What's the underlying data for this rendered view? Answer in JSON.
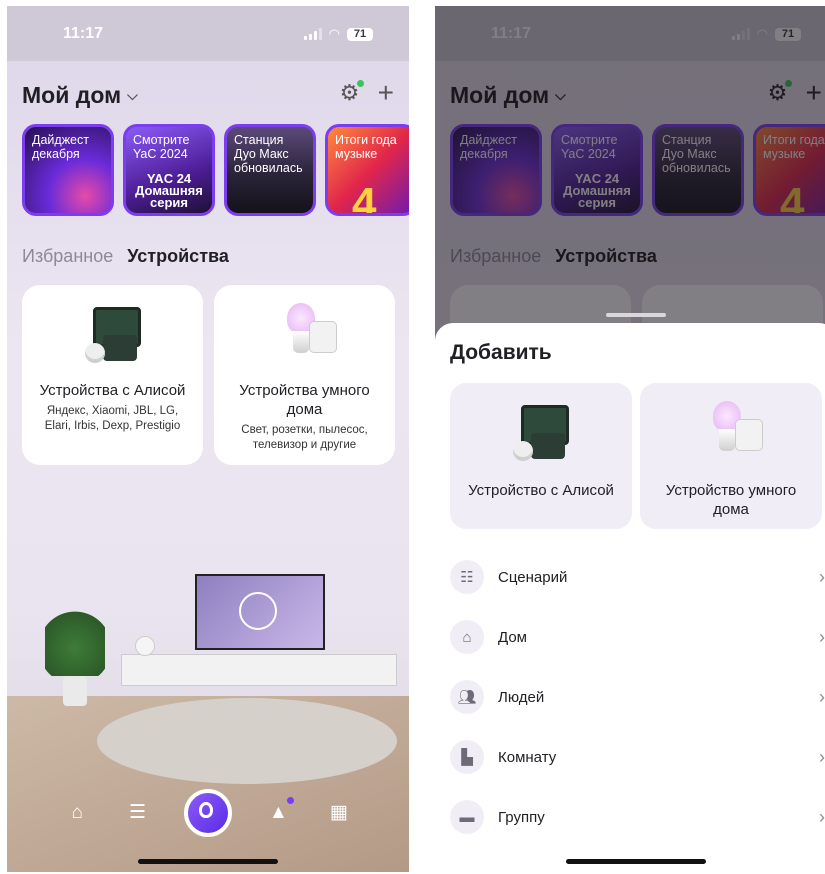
{
  "status": {
    "time": "11:17",
    "battery": "71"
  },
  "header": {
    "title": "Мой дом"
  },
  "stories": [
    {
      "text": "Дайджест декабря"
    },
    {
      "text": "Смотрите YaC 2024",
      "art": "YAC 24 Домашняя серия"
    },
    {
      "text": "Станция Дуо Макс обновилась"
    },
    {
      "text": "Итоги года музыке"
    }
  ],
  "tabs": {
    "favorites": "Избранное",
    "devices": "Устройства"
  },
  "cards": [
    {
      "name": "Устройства с Алисой",
      "sub": "Яндекс, Xiaomi, JBL, LG, Elari, Irbis, Dexp, Prestigio"
    },
    {
      "name": "Устройства умного дома",
      "sub": "Свет, розетки, пылесос, телевизор и другие"
    }
  ],
  "sheet": {
    "title": "Добавить",
    "cards": [
      {
        "name": "Устройство с Алисой"
      },
      {
        "name": "Устройство умного дома"
      }
    ],
    "items": [
      {
        "label": "Сценарий",
        "icon": "scenario-icon"
      },
      {
        "label": "Дом",
        "icon": "home-icon"
      },
      {
        "label": "Людей",
        "icon": "people-icon"
      },
      {
        "label": "Комнату",
        "icon": "room-icon"
      },
      {
        "label": "Группу",
        "icon": "folder-icon"
      }
    ]
  },
  "colors": {
    "accent": "#7b3cf2",
    "sheet_card_bg": "#f0edf6",
    "online_dot": "#35c759"
  }
}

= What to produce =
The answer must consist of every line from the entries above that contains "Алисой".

= Exercise result =
      "name": "Устройства с Алисой",
        "name": "Устройство с Алисой"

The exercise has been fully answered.